The Winter Solstice will occur at 3:44 am MST on Wednesday, December 21. It always amazes me at how many adults do not understand the cause of the seasons, or why the length of day varies throughout the year. A significant percentage think that the seasons are caused by Earth being closer to the Sun in the summer, and farther in the winter. Actually, Earth is closest to the Sun in early January and farthest in early July! As for the length of day, I think many do connect it with Earth's tilt, but few can really explain the dynamics. Try this sometime this week . . . Give your students a few minutes at the start of class to answer two questions on a slip of paper. Have them hand them in, and then use the resources below to explain the answers.

1. What causes Earth to experience seasons?

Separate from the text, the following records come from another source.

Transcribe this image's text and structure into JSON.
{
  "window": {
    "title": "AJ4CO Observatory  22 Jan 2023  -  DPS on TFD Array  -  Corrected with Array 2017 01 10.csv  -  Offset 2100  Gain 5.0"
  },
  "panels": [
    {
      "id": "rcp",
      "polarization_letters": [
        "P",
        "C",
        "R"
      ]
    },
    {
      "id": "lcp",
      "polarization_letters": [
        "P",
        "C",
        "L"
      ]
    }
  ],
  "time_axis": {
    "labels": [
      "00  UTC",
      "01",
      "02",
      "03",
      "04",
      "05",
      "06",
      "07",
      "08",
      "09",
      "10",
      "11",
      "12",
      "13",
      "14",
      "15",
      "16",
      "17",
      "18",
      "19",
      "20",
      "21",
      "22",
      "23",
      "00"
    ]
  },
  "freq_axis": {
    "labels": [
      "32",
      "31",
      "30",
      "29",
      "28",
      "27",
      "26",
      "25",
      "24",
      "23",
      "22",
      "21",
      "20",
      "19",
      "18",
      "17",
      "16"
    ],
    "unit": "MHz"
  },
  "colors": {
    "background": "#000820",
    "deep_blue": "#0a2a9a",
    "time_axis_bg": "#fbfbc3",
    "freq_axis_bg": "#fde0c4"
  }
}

2. Why is the length of daylight longer in the summer and shorter in the winter?

CLICK HERE to see an animation courtesy of the Santa Barbara City College Dept. of Physics and Engineering. I project the animation onto a big screen and use it to explain the solstice (and its relationship to the length of daylight). CLICK HERE for more information about the solstice. CLICK HERE to see another animation (courtesy of Prentice Hall). CLICK HERE to get sunrise and sunset times for your city.

CAUTION: Animations and diagrams often depict the shape of Earth's orbit as being more elliptical than it really is. If you were to draw our orbit on the board, it would look like a circle. Here is another resource that may help. Once the page open, the diagram titled "Eccentricity" is a good one. This Hours Explorer is pretty slick too! (Thanks, Rick)

Merry Christmas!

Thursday, December 15, 2016

A picture is worth a thousand words . . .

It is very important that students understand how water drains off the land to form streams and rivers that eventually (usually) flow to the ocean. Images like this will definitely help. CLICK HERE to see several other images and an impressive animation, created by Imgur user Fejetlenfej,a geographer and GIS analyst.

A map such as the one shown above can be very effective in helping explain the concept of watersheds (and divides). Click on the map to enlarge - and appreciate the detail. It might also serve as the focus of a "bell-ringer". For example, have students write out 3 quality questions about the map - stipulating that each question must begin with the word "why". Then in your discussion of the bell-ringer, ask if they would be able to use the map to mark the location of the Continental Divide (aka the Great Divide).